Whatever appears in the data below, copy it exactly.

#### Entries from a dataset of interfaces
────────────────────────────────────────

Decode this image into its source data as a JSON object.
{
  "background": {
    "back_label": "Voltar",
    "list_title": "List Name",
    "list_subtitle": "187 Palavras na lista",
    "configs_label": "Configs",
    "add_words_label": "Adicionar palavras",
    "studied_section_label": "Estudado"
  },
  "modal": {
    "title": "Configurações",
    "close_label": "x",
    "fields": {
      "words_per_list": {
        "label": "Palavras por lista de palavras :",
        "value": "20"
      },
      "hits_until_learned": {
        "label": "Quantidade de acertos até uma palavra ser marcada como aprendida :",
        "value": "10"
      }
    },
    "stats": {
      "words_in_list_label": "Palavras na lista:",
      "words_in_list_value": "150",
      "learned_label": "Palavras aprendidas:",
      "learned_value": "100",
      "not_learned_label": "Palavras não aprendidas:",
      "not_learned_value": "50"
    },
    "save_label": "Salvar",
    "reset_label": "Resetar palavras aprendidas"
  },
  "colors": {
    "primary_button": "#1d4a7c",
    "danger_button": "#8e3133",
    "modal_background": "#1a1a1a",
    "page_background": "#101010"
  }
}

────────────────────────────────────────

#### Response to this exercise
Decode this image into its source data as a JSON object.
{
  "background": {
    "back_label": "Voltar",
    "list_title": "List Name",
    "list_subtitle": "187 Palavras na lista",
    "configs_label": "Configs",
    "add_words_label": "Adicionar palavras",
    "studied_section_label": "Estudado"
  },
  "modal": {
    "title": "Configurações",
    "close_label": "x",
    "fields": {
      "words_per_list": {
        "label": "Palavras por lista de palavras :",
        "value": "20"
      },
      "hits_until_learned": {
        "label": "Quantidade de acertos até uma palavra ser marcada como aprendida :",
        "value": "10"
      }
    },
    "stats": {
      "words_in_list_label": "Palavras na lista:",
      "words_in_list_value": "150",
      "learned_label": "Palavras aprendidas:",
      "learned_value": "100",
      "not_learned_label": "Palavras não aprendidas:",
      "not_learned_value": "50"
    },
    "save_label": "Salvar",
    "reset_label": "Resetar palavras aprendidas"
  },
  "colors": {
    "primary_button": "#1d4a7c",
    "danger_button": "#8e3133",
    "modal_background": "#1a1a1a",
    "page_background": "#101010"
  }
}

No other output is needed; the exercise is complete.